The big names to look for this fashion week

This week, designers begin to show their spring 2015 collections in New York
Will Self: 'I like Orwell's writing as much as the next talented mediocrity'

'I like Orwell's writing as much as the next talented mediocrity'

Will Self takes aim at Orwell's rules for writing plain English
Meet Afghanistan's middle-class paint-ballers

Meet Afghanistan's middle-class paint-ballers

Toy guns proving a popular diversion in a country flooded with the real thing
Al Pacino wows Venice

Al Pacino wows Venice

Ham among the brilliance as actor premieres two films at festival
Neil Lawson Baker interview: ‘I’ve gained so much from art. It’s only right to give something back’.

Neil Lawson Baker interview

‘I’ve gained so much from art. It’s only right to give something back’.
The other Mugabe who is lining up for the Zimbabwean presidency

The other Mugabe who is lining up for the Zimbabwean presidency

Wife of President Robert Mugabe appears to have her sights set on succeeding her husband
The model of a gadget launch: Cultivate an atmosphere of mystery and excitement to sell stuff people didn't realise they needed

The model for a gadget launch

Cultivate an atmosphere of mystery and excitement to sell stuff people didn't realise they needed
Alice Roberts: She's done pretty well, for a boffin without a beard

She's done pretty well, for a boffin without a beard

Alice Roberts talks about her new book on evolution - and why her early TV work drew flak from (mostly male) colleagues
Get well soon, Joan Rivers - an inspiration, whether she likes it or not

Get well soon, Joan Rivers

She is awful. But she's also wonderful, not in spite of but because of the fact she's forever saying appalling things, argues Ellen E Jones
Doctor Who Into the Dalek review: A classic sci-fi adventure with all the spectacle of a blockbuster

A fresh take on an old foe

Doctor Who Into the Dalek more than compensated for last week's nonsensical offering
Fashion walks away from the celebrity runway show

Fashion walks away from the celebrity runway show

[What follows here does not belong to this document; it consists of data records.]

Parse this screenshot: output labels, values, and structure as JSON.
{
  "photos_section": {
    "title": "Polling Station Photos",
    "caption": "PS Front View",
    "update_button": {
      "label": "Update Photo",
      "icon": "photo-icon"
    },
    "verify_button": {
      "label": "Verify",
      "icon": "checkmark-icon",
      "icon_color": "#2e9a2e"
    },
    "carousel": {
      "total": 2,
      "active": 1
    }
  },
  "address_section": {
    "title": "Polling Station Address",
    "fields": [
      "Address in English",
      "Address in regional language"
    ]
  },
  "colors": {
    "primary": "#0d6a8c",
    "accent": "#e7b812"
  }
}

As the collections start, fashion editor Alexander Fury finds video and the internet are proving more attractive
Meet the stars of TV's Wolf Hall... and it's not the cast of the Tudor trilogy

Meet the stars of TV's Wolf Hall...

... and it's not the cast of the Tudor trilogy
Weekend at the Asylum: Europe's biggest steampunk convention heads to Lincoln

Europe's biggest steampunk convention

Jake Wallis Simons discovers how Victorian ray guns and the martial art of biscuit dunking are precisely what the 21st century needs
Don't swallow the tripe – a user's guide to weasel words

Don't swallow the tripe – a user's guide to weasel words

Lying is dangerous and unnecessary. A new book explains the strategies needed to avoid it. John Rentoul on the art of 'uncommunication'
Daddy, who was Richard Attenborough? Was the beloved thespian the last of the cross-generation stars?

Daddy, who was Richard Attenborough?

The atomisation of culture means that few of those we regard as stars are universally loved any more, says DJ Taylor